The Portland Red Guide (Paperback)
Ooligan Press, 9781932010374, 231pp.
Publication Date: May 1, 2011
A historical guidebook of social dissent, Michael Munk’s The Portland Red Guide describes local radicals, their organizations, and their activities in relation to physical sites in the Rose City. With the aid of maps and historical photos, Munk’s stories are those that history books often exclude. The historical listings expand readers’ perspectives of the unique city and its radical past. The Portland Red Guide is a testament to Portland’s rich history of working-class people and organizations that stood against repression and injustice. It honors those who insisted on pursuing a better justification for their lives rather than the quest for material wealth, and who dedicated themselves to offering alternative visions of how to organize society.
The Portland Red Guide uses maps to give readers a walking tour of the city as well as to illustrate sites such as the house where Woody Guthrie wrote his Columbia River songs; the office of the Red Squad (the only memorial to John Reed); the home of early feminist Dr. Marie Equi; and the downtown site of Portland’s first Afro-American League protest in 1898. This new edition includes up-to-date information about Portland’s most contemporary radicals and suggests routes to help readers walk in the shadows of dissidents, radicals, and revolutionaries. These stories challenge mainstream culture and testify that many in Portland were, and still are, motivated to improve the condition of the world rather than their personal status in it.
About the Author
Praise For The Portland Red Guide…
Praise for the first edition of The Portland Red Guide: Sites & Stories of our Radical Past:

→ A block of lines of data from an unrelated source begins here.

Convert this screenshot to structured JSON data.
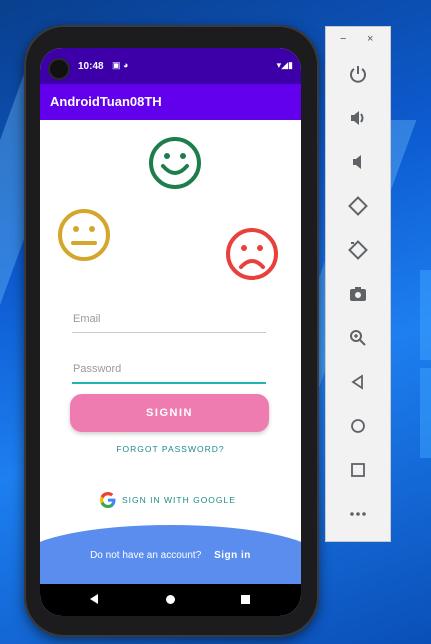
{
  "status_bar": {
    "time": "10:48",
    "icons_left": "▣ ◕",
    "icons_right": "▾◢▮"
  },
  "app_bar": {
    "title": "AndroidTuan08TH"
  },
  "form": {
    "email_placeholder": "Email",
    "password_placeholder": "Password",
    "signin_label": "SIGNIN",
    "forgot_label": "FORGOT PASSWORD?",
    "google_label": "SIGN  IN WITH GOOGLE"
  },
  "footer": {
    "prompt": "Do not have an account?",
    "signin_link": "Sign in"
  },
  "faces": [
    {
      "name": "happy",
      "color": "#1e7d4c"
    },
    {
      "name": "neutral",
      "color": "#d4a72c"
    },
    {
      "name": "sad",
      "color": "#e8403a"
    }
  ],
  "emulator_panel": {
    "minimize": "−",
    "close": "×",
    "buttons": [
      "power-icon",
      "volume-up-icon",
      "volume-down-icon",
      "rotate-left-icon",
      "rotate-right-icon",
      "camera-icon",
      "zoom-icon",
      "back-icon",
      "home-icon",
      "overview-icon",
      "more-icon"
    ]
  },
  "colors": {
    "status_bar": "#3d00a8",
    "app_bar": "#6200ee",
    "signin_button": "#ef7cb0",
    "accent_text": "#1f8a8a",
    "bottom_wave": "#5b8def"
  }
}
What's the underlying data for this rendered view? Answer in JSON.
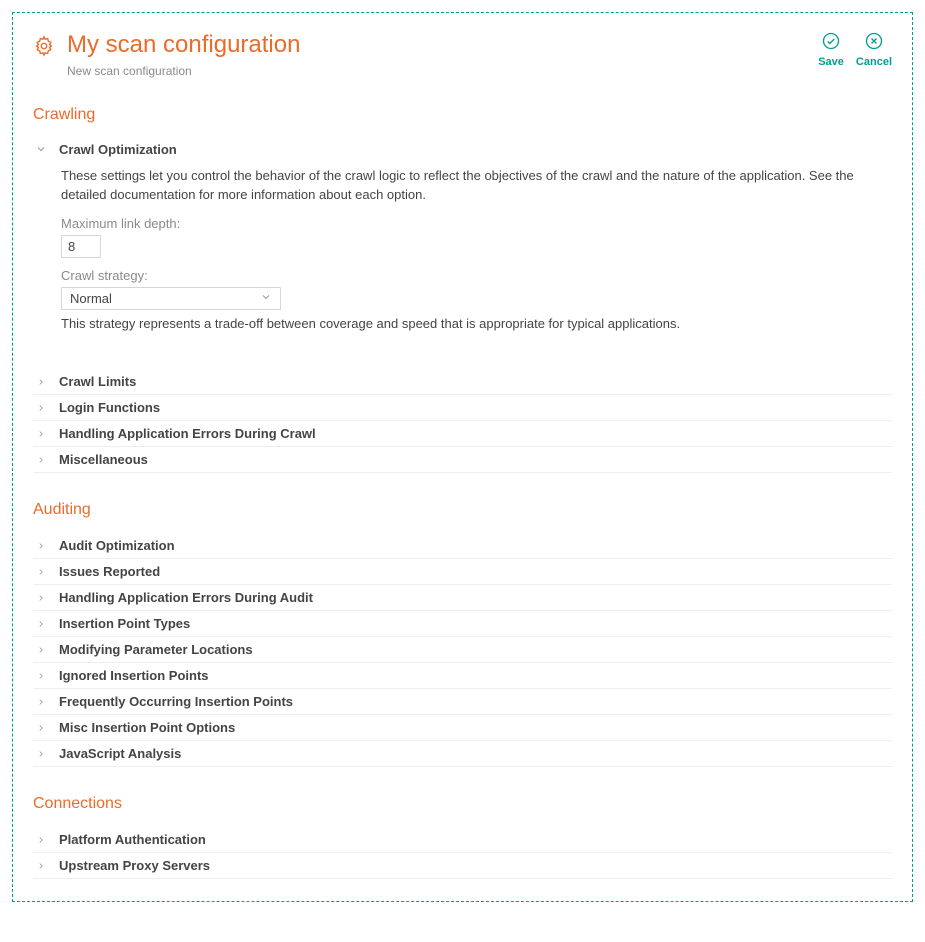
{
  "header": {
    "title": "My scan configuration",
    "subtitle": "New scan configuration"
  },
  "actions": {
    "save": "Save",
    "cancel": "Cancel"
  },
  "sections": {
    "crawling": {
      "title": "Crawling",
      "crawl_optimization": {
        "label": "Crawl Optimization",
        "description": "These settings let you control the behavior of the crawl logic to reflect the objectives of the crawl and the nature of the application. See the detailed documentation for more information about each option.",
        "max_link_depth_label": "Maximum link depth:",
        "max_link_depth_value": "8",
        "crawl_strategy_label": "Crawl strategy:",
        "crawl_strategy_value": "Normal",
        "crawl_strategy_description": "This strategy represents a trade-off between coverage and speed that is appropriate for typical applications."
      },
      "rows": {
        "crawl_limits": "Crawl Limits",
        "login_functions": "Login Functions",
        "errors_during_crawl": "Handling Application Errors During Crawl",
        "miscellaneous": "Miscellaneous"
      }
    },
    "auditing": {
      "title": "Auditing",
      "rows": {
        "audit_optimization": "Audit Optimization",
        "issues_reported": "Issues Reported",
        "errors_during_audit": "Handling Application Errors During Audit",
        "insertion_point_types": "Insertion Point Types",
        "modifying_parameter_locations": "Modifying Parameter Locations",
        "ignored_insertion_points": "Ignored Insertion Points",
        "frequently_occurring": "Frequently Occurring Insertion Points",
        "misc_insertion": "Misc Insertion Point Options",
        "javascript_analysis": "JavaScript Analysis"
      }
    },
    "connections": {
      "title": "Connections",
      "rows": {
        "platform_auth": "Platform Authentication",
        "upstream_proxy": "Upstream Proxy Servers"
      }
    }
  }
}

"A roller-coaster ride through Portland’s radical past. Who knew that being on the losing side of just about everything could be so much fun?" — Phil Stanford, Portland Tribune columnist, author of Portland Confidential
"Michael Munk did a terrific job of researching local leftist and labor struggles usually ignored by conventional historians and the commercial media." — Gene Klare, columnist, Northwest Labor Press. Former reporter, pre-strike The Oregonian and the Portland Reporter"Whoop! Whoop! I’m impressed by how many names from Portland’s past have not made it into our official histories and public memorials. Some were good friends of mine. Local history is too often overlooked." — Bud Clark, fomer Mayor of Portland, 1985–1992 "Michael Munk is the Lewis and Clark of Portland’s radical past, leading his readers on a voyage of discovery through a long-lost and wonderfully evocative historical terrain. I only wish the Red Guide had been around in the days when I was one of those Portland radicals he writes about with such knowledge (and affection)." — Maurice Isserman, author of If I Had a Hammer: the Death of the Old Left and the Birth of the New Left "What fun to learn all the ordinary places have a not-so-ordinary history. Some will call The Portland Red Guide subversive, others will welcome it as the sweet breeze of revelation, but all will have to admit it adds a fascinating new layer to appreciating Portland. Even those Portlanders who think they know their city’s past will likely find themselves shocked at the wealth of radical Portland history related in this volume. One hopes it becomes as ubiquitous as cell phones in Portland pedestrians’ hands." — Sandy Polishuk, author of Sticking to the Union: An Oral History of the Life and Times of Julia Ruuttila "Going to these addresses can bring to mind what has gone before and perhaps, encourage more resistance today. I had no idea so much has happened in Portland. And reading the names of people who struggled and whom I worked with brought up lots of memories." — Sandra Ford, former wife of Black Panther Party leader Kent Ford